The Book of the Week is “Secrets of the Kingdom, The Inside Story of the Saudi-U.S. Connection” by Gerald Posner, published in 2005. There has been a two-faced relationship between the United States and Saudi Arabia (also called the Kingdom) for forever. The author provided numerous examples (it got a bit tabloidy) of the greed and power-hunger of historical figures who have adversely affected countless people’s lives by controlling oil prices one way or another. The consequences of the power-brokers’ actions have run the gamut from inconvenience and economic hardship to ruined lives and needless deaths through the decades of the twentieth century into the twenty-first.
In 1973, Saudi Arabia’s King Faisal told Aramco (the oil company jointly owned by the United States and Saudi Arabia’s royal family) to refrain from shipping oil to America to create an artificial oil shortage to push prices up, leading to record profits for mostly the royal family and Aramco. Another excuse for having fun with oil-pricing was the Yom Kippur War.
By the mid-1970’s, Faisal and his family members were deriving inconceivable riches from oil. American businesspeople of all kinds (including executives of financial institutions) were overly eager to get the lucky Saudis (numbering in the thousands) to spend those riches on the trappings of modernity and luxury goods. The Kingdom imported foreigners to fill undesirable jobs, and contracting jobs.
The United States government became an accomplice to the culture of corruption (bribery and money laundering) that permeated the country. There was also a culture of anti-Zionist, anti-Semitic practices, called the “Arab boycott” (for more information, see this blog’s post, Bitter Scent). In March 1975, King Faisal was assassinated but not much changed.
June 1977 saw president Jimmy Carter of the United States sign an anti-Arab-boycott bill (which got an “A” for effort), but even his policies were handcuffed by the Saudis’ control over oil prices.

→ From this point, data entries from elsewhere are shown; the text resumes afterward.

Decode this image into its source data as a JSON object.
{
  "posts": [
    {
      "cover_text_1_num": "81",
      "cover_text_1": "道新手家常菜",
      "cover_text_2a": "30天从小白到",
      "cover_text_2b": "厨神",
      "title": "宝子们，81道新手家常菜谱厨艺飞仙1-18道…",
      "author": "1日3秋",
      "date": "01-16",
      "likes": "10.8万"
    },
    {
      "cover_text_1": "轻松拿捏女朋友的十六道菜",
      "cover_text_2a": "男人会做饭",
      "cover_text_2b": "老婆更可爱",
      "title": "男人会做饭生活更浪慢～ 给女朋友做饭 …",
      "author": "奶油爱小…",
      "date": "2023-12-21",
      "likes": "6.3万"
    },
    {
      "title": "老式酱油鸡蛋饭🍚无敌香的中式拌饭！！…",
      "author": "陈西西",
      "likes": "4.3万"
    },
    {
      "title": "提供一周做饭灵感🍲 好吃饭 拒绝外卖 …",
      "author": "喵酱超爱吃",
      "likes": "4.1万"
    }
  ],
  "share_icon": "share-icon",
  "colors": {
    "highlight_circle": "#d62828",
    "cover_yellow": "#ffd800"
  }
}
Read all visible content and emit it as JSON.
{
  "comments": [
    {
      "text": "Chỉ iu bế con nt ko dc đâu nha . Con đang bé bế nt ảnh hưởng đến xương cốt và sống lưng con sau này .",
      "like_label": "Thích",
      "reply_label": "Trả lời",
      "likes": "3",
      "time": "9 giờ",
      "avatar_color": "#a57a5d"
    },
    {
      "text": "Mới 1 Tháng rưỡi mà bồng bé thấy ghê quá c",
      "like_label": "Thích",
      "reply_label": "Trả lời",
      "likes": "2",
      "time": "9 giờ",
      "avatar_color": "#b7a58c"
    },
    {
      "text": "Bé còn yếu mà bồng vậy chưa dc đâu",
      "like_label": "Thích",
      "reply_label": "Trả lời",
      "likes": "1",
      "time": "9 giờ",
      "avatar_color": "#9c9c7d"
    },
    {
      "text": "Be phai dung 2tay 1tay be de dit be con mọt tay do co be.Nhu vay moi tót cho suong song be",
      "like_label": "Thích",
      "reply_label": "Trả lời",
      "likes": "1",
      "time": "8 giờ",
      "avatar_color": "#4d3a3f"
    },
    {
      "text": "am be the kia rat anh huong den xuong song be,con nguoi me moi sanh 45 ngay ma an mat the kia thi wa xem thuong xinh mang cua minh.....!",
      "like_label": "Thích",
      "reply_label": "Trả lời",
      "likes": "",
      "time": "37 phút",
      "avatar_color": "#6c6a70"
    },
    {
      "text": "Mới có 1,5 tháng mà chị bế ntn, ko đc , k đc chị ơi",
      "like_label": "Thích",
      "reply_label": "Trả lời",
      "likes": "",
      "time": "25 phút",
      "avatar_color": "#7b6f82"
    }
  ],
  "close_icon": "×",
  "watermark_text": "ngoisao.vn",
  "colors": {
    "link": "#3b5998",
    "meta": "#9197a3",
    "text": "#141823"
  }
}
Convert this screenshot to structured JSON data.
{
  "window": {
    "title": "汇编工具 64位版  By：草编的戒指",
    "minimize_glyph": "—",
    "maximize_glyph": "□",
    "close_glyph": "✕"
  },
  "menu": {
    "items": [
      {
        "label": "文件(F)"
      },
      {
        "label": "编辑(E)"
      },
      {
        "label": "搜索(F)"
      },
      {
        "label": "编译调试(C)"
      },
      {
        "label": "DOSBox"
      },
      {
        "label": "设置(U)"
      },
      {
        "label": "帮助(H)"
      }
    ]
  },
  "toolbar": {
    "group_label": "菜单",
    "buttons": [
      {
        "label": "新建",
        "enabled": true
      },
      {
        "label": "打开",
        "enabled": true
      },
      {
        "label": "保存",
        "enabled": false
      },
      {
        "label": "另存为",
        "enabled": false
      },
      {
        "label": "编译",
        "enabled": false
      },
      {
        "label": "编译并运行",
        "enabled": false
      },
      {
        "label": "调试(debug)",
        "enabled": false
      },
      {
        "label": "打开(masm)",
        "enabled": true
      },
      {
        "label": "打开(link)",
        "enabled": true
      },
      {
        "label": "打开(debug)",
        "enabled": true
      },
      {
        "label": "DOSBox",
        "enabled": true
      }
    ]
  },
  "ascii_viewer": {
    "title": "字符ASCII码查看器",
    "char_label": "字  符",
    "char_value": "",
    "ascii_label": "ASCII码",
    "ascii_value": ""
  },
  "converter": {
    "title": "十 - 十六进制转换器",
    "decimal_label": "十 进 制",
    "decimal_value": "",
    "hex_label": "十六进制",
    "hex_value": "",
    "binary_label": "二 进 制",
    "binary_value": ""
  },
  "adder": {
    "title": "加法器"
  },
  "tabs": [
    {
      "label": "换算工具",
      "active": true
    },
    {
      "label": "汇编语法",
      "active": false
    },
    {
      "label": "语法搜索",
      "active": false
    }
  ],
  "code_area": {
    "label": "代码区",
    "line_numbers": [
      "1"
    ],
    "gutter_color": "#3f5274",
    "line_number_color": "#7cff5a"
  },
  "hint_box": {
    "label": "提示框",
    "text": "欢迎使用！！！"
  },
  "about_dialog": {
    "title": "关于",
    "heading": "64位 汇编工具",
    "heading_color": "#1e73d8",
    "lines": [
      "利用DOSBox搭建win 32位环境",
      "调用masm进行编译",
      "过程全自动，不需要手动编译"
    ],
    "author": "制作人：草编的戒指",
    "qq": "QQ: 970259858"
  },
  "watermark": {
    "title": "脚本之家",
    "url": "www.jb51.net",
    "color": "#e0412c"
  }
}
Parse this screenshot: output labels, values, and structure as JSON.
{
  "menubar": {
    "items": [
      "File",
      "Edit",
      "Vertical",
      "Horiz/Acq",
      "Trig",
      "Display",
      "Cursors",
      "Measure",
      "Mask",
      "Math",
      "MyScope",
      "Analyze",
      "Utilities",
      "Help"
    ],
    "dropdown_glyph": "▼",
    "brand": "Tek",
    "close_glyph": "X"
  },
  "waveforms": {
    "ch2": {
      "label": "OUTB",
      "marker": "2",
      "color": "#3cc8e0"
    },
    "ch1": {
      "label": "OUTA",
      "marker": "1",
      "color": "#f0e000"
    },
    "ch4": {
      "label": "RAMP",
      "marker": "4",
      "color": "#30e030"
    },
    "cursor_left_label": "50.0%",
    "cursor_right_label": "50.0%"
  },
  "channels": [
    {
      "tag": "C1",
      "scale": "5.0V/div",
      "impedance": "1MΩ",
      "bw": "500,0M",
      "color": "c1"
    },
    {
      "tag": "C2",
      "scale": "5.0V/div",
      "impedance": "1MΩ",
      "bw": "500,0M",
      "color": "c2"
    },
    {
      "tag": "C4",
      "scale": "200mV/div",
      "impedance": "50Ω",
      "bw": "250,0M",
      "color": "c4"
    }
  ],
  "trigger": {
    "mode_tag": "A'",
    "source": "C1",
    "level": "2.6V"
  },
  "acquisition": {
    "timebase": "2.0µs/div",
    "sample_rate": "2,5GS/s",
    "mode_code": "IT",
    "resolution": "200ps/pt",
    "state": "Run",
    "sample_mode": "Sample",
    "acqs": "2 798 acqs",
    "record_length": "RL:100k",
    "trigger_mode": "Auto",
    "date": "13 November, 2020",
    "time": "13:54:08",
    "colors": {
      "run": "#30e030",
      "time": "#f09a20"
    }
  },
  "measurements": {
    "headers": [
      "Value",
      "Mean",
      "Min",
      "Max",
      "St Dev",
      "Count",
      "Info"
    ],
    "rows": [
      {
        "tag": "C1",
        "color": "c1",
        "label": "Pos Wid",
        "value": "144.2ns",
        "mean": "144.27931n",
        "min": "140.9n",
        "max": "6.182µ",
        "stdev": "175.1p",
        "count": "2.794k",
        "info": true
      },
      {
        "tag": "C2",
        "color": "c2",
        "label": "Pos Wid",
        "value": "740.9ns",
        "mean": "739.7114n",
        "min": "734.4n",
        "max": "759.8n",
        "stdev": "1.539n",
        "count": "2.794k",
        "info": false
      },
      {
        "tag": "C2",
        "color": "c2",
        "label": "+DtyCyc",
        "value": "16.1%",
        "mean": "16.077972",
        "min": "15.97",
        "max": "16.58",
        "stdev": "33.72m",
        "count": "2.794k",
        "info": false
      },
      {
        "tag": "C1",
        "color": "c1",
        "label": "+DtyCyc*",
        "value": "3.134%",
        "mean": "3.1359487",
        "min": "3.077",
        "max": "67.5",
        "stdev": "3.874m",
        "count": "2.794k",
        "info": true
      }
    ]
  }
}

Inter-agency rivalry raged between the National Security Council and the Justice Department over suppressing the latter’s investigations into Aramco’s (secret, highly lucrative and criminal- in American civil law) transactions.
In the late 1970’s, U.S. colleges such as USC, Duke and Georgetown got small endowments from the Saudis for creating Islamic or Arab studies departments. Even the Smithsonian jumped on the bandwagon.
To make the 1970’s an even more eventful decade for oil-pricing manipulation, there occurred the American president-Carter-brokered peace agreement between Israel and Egypt. The Iranian Revolution prompted the president to send American troops to the Kingdom to protect the oil there. But refused to sell it missiles. So it got missiles from China.
Yet more ugliness that affected geopolitical dynamics included a terrorist attack in Mecca in November 1979, and the Soviet invasion of Afghanistan the following month; not to mention the Iran-Iraq War. Around this time, the United States became the globe’s biggest importer of oil from the Kingdom and a supplier of weaponry to it.
In June 1982, King Fahd became the new leader of Saudi Arabia. Radicals forced Islamic extremism on ordinary Saudis– telling them when to pray, how to dress, how to eat, how to live, and whom their enemies should be– non-Muslims, Israelis, Jews, women.
Greedy American dealmakers didn’t care. They secretly knuckled under on the Arab boycott, even though it was against American law. They hoped to make, or were making megabucks, in the Kingdom and other Arab nations. This included former president Carter, who needed money for his presidential library. He allowed weapons seller Adnan Khashoggi to hold a 1983 fund-raiser for him in New York.
Lest one forget that the Iran-Contra Affair revealed honor among thieves– even sworn enemies (!): In 1983, “Israel supplied the weapons [missiles to Iran] and the Saudis paid for them.”
In 1985, Saudi Arabia bought military planes from Great Britain instead of from the United States, as the Israel lobby in America did achieve small victories from time to time. Nevertheless, terrorist attacks continued through the 1990’s.
Fast forward some years. As is well known, 9/11 was a particularly thorny, game-changing event for everyone involved in Middle Eastern politics, as a significant number of Americans died. It led to many outrages, but initially, little punishment for the planners, aiders and abettors (mostly from the Kingdom of Saudi Arabia– NOT Afghanistan and NOT Iraq) of the terror attacks.
The George W. Bush administration coddled almost three hundred outright terrorists, government officials and royal-family members who had special knowledge of and ties to the guilty, by allowing them all to leave the United States on seven private flights while all other flights were suspended, within a week of the attacks. Those special people were never questioned, though they would have been valuable witnesses in connection with the investigation into the attacks.
Read the book to learn about a wealth of other ethical conflicts American government and business leaders faced, and still face in trying to: keep oil prices low, minimize worldwide bloodshed, and make maximum profits (never mind ethics); and additional history on the Kingdom, including its relationship with Osama bin Laden, and a national security scheme it allegedly put in place that, if triggered, would deliberately (!) make it a cancer cluster like Chernobyl. Forever.